At the much-heralded climate summit in Copenhagen in 2009, world leaders agreed to limit manmade global warming to less than 2°C (3.6°F) above preindustrial levels. The agreement at Copenhagen, however, and in multiple rounds of subsequent negotiations, hasn’t led countries to make actual commitments to the kind of emissions reductions that would put the world on a path to meeting that 2°C target.
According to a new study published in Proceedings of the National Academy of Sciences, however, this seeming inconsistency is not just unsurprising: it was inevitable. By focusing on the 2°C goal, negotiators inadvertently guaranteed that their efforts would fail, because there’s no hard evidence that any specific temperature target marks a dangerous threshold, with clear consequences for crossing it (instead, there is plenty of evidence that more and faster warming entails greater risks of major consequences, such as the collapse of the polar ice sheets). This uncertainty, the study argues, provides an incentive for countries to be free-loaders, jumping on board with the agreement without making potentially costly emissions reductions.
The U.N. Climate talks in Copenhagen.
The main message, therefore, is that countries should not rely so much on the notion of a climate change “red line,” beyond which catastrophe could occur, as the basis for making emissions reduction commitments.
This might come as a surprise to political leaders, who for more than two decades have struggled to reach agreement on what level of temperature change, or what atmospheric concentration of planet warming greenhouse gases, would constitute “dangerous human interference” with the climate. For them, just agreeing to the two-degree target was viewed as an accomplishment in Copenhagen.
The study is based on results from a simulation game played by 400 students, who played the game for real money. The students can be thought of as climate negotiators. Scott Barrett, a professor at Columbia University’s Earth Institute and a coauthor of the study, said that in practically every simulation, despite having the equivalent of a temperature target to shoot for, the players in the game committed to emissions limits that allowed the amount of planet warming greenhouse gases in the atmosphere to soar to what would almost certainly be “catastrophic” levels.
The problem, Barrett said, is that unless uncertainty about the threshold can be reduced to near-zero, individual countries have an incentive to do less than what would be required to avoid exceeding the threshold. In reality, this uncertainty can never be reduced to near-zero, Barrett said, because of the inherent scientific unknowns about what causes abrupt and catastrophic climate change.

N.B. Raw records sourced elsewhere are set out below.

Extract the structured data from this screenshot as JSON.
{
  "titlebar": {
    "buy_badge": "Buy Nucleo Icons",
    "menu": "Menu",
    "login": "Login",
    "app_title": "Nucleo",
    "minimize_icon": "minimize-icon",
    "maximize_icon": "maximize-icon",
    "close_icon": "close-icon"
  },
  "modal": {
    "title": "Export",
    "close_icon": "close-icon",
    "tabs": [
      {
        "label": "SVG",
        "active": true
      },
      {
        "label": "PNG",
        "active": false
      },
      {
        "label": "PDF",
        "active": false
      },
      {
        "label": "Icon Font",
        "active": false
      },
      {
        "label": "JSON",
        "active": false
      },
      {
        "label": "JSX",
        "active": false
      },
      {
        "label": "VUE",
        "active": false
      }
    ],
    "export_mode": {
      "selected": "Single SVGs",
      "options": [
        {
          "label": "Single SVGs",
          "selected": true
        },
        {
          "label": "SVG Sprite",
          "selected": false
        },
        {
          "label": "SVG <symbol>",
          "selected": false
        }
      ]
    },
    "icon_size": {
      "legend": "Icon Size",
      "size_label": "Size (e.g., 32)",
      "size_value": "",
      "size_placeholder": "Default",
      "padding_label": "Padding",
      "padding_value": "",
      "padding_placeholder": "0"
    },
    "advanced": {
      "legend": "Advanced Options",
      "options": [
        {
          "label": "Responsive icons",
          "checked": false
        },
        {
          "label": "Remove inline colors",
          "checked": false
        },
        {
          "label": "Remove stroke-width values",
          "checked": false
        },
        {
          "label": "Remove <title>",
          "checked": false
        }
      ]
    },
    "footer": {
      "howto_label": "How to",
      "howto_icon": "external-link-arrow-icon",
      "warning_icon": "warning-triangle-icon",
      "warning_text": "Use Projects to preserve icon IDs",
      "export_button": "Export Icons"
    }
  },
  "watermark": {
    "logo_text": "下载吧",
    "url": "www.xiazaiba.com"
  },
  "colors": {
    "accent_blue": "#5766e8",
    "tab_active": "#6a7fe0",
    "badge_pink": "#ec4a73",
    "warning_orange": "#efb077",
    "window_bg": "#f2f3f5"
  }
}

If uncertainty could be reduced to near-zero, though, climate negotiations would be transformed from a classic “prisoner’s dilemma,” in which countries have a perverse incentive to do less than what is required in order to solve a shared problem, and into a coordination game, in which countries would work with one another to ensure they are making sufficient commitments to meet a collective goal.
“The long history of climate talks and climate behavior is pretty clear, countries say one thing and do another,” Barrett said. He said this study, which shows that identifying a “red line” may actually hinder policy action, provides new insight into the failure of international climate talks.
“The purpose of all this research is to understand first of all why things have gone wrong,” he said. “You need a proper diagnosis of the illness before you order treatment.”
Barrett said negotiators should seek ways around the “prisoner’s dilemma,” perhaps by designing a series of smaller agreements that target individual greenhouse gases, rather than trying to craft an all-encompassing treaty that sets emissions reduction goals for entire economies.
The next round of U.N. climate talks kick off on November 26 in Doha, Qatar.